The soundscape, chalk, is inspired by Buddha Machines—small portable chanting devices used to aid in prayer and meditation. A collaboration with composer Lily Oakes, chalk layers sounds from disparate sources. It pulses through the body, activating a vibration that engages the senses in the act of looking, observing, and experiencing. The work is composed of ambient and industrial sound, bells, electronic music, and chanting. The layering process in chalk echoes the material and historical layering of El-Sayegh's practice, in which she weaves together dislocated fragments from her own history, crafting them into an organic system, or body. The visual and auditory compositions in Protective Inscriptions deliberately confuse any defined order or interpretation. El-Sayegh leaves analysis open, remaining mindful of the potential for systems of categorization to tip over into prejudice or violence, or lead to the pathologization of difference. Indebted to the anti-taxonomical and the nonsensical, El-Sayegh's Protective Inscriptions creates a space where dominant modes of meaning-making can be broken down and reimagined.
About the Artist

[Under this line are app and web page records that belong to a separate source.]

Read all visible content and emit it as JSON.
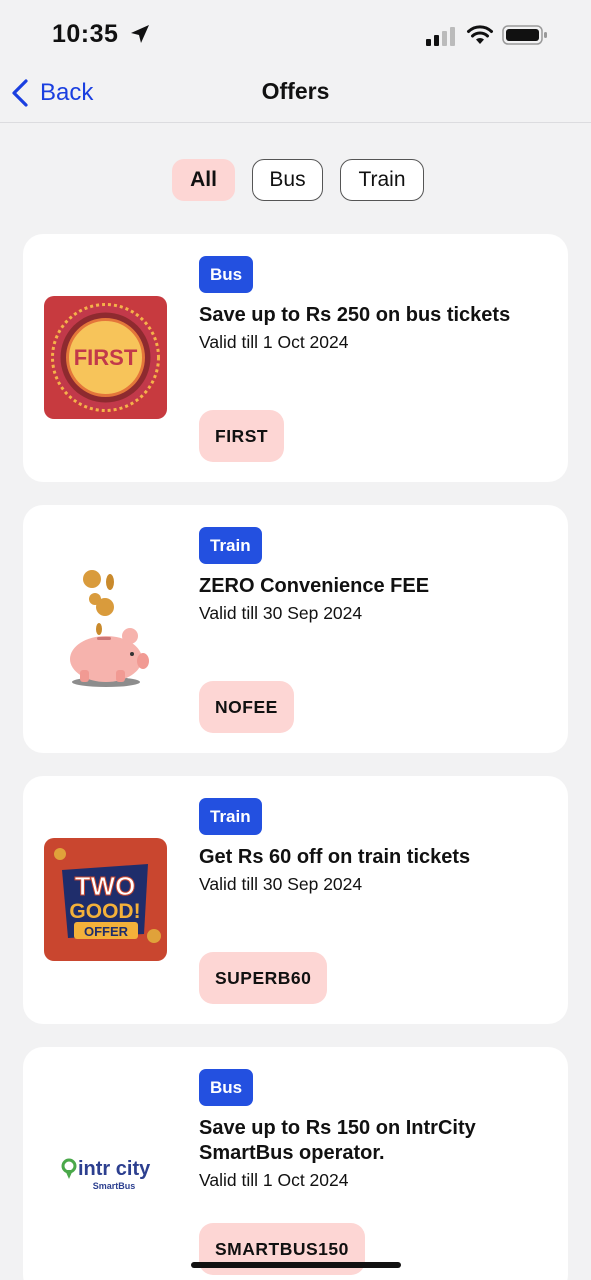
{
  "status_bar": {
    "time": "10:35"
  },
  "nav": {
    "back_label": "Back",
    "title": "Offers"
  },
  "filters": [
    {
      "label": "All",
      "active": true
    },
    {
      "label": "Bus",
      "active": false
    },
    {
      "label": "Train",
      "active": false
    }
  ],
  "offers": [
    {
      "tag": "Bus",
      "title": "Save up to Rs 250 on bus tickets",
      "valid": "Valid till 1 Oct 2024",
      "code": "FIRST",
      "image_text": "FIRST"
    },
    {
      "tag": "Train",
      "title": "ZERO Convenience FEE",
      "valid": "Valid till 30 Sep 2024",
      "code": "NOFEE"
    },
    {
      "tag": "Train",
      "title": "Get Rs 60 off on train tickets",
      "valid": "Valid till 30 Sep 2024",
      "code": "SUPERB60",
      "image_text": {
        "line1": "TWO",
        "line2": "GOOD!",
        "line3": "OFFER"
      }
    },
    {
      "tag": "Bus",
      "title": "Save up to Rs 150 on IntrCity SmartBus operator.",
      "valid": "Valid till 1 Oct 2024",
      "code": "SMARTBUS150",
      "image_text": {
        "brand": "intr city",
        "sub": "SmartBus"
      }
    }
  ],
  "colors": {
    "accent_blue": "#1a3fe0",
    "tag_blue": "#2350e0",
    "chip_pink": "#fdd6d4"
  }
}
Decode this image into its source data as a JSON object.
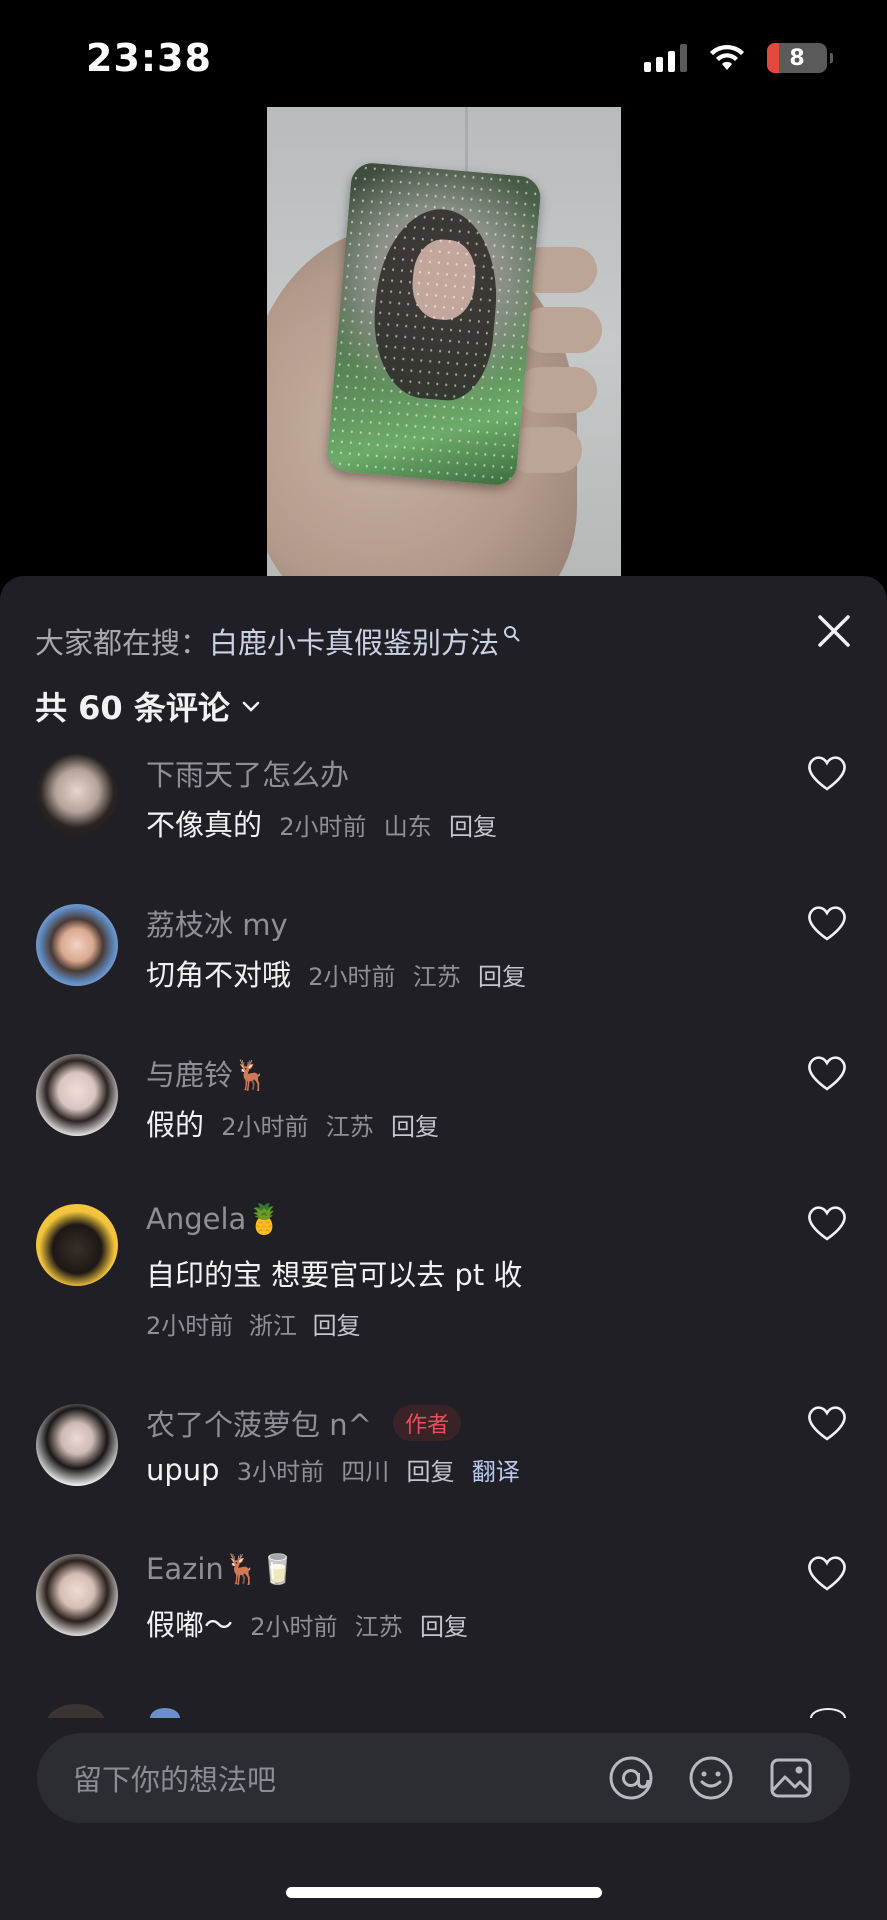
{
  "status_bar": {
    "time": "23:38",
    "battery": "8"
  },
  "sheet": {
    "search_prefix": "大家都在搜：",
    "search_term": "白鹿小卡真假鉴别方法",
    "comment_count_label": "共 60 条评论"
  },
  "comments": [
    {
      "name": "下雨天了怎么办",
      "text": "不像真的",
      "time": "2小时前",
      "location": "山东",
      "reply": "回复"
    },
    {
      "name": "荔枝冰 my",
      "text": "切角不对哦",
      "time": "2小时前",
      "location": "江苏",
      "reply": "回复"
    },
    {
      "name": "与鹿铃🦌",
      "text": "假的",
      "time": "2小时前",
      "location": "江苏",
      "reply": "回复"
    },
    {
      "name": "Angela🍍",
      "text": "自印的宝 想要官可以去 pt 收",
      "time": "2小时前",
      "location": "浙江",
      "reply": "回复"
    },
    {
      "name": "农了个菠萝包 n^",
      "badge": "作者",
      "text": "upup",
      "time": "3小时前",
      "location": "四川",
      "reply": "回复",
      "translate": "翻译"
    },
    {
      "name": "Eazin🦌🥛",
      "text": "假嘟～",
      "time": "2小时前",
      "location": "江苏",
      "reply": "回复"
    }
  ],
  "input": {
    "placeholder": "留下你的想法吧"
  },
  "colors": {
    "sheet_bg": "#1f1f25",
    "author_badge": "#f04b5a",
    "translate_link": "#b8c9ef"
  }
}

Mandy El-Sayegh (born in 1985, Malaysia; lives in London) received her BFA in 2007 from the University of Westminster, London, followed by her MFA in painting in 2011 from the Royal College of Art, London. Solo exhibitions of El-Sayegh's work have been organised at the Sursock Museum, Beirut, Lebanon (2019); Bétonsalon, Paris, France (2019); Chisenhale Gallery, London, United Kingdom (2019); The Mistake Room, Guadalajara, Mexico (2018); and Carl Kostyál, London, United Kingdom (2017). She has been featured in various group exhibitions including Searching the Sky for Rain, Sculpture Center, Long Island City, NY (2019); Ecologies of Darkness, SAVVY Contemporary, Berlin, Germany (2019); Deterioro y Poder, Instituto de Vision, Bogota, Colombia (2018); Lessons in Agronomy, Sifang Art Museum, Nanjing, China (2017); Boundary Work, Sharjah Biennial 13: Tamawuj, Sharjah, United Arab Emirates (2017); Room Services (with Oscar Murillo and Yutaka Sone), New York Art Book Fair at MoMA PS1, New York, NY (2016); For Pete's Sake, Carl Kostyál, Stockholm, Sweden (2016); Elizabeth House, Elizabeth House, London, United Kingdom (2011); Responsive Eye, London Gallery West, London, United Kingdom (2011); and RCA Painting Degree Show, Royal College of Art, London, United Kingdom (2011). El-Sayegh's work is in public and private collections, including Collection Nicoletta Fiorucci Russo, London; and Start Museum, Shanghai, China. In 2017 El-Sayegh was shortlisted for the Max Mara Art Prize for Women in collaboration with the Whitechapel Gallery, London and was invited to participate in the Chisenhale Gallery Commissions Programme 2017–19, supported by the LUMA Foundation.
Press release courtesy Lehmann Maupin.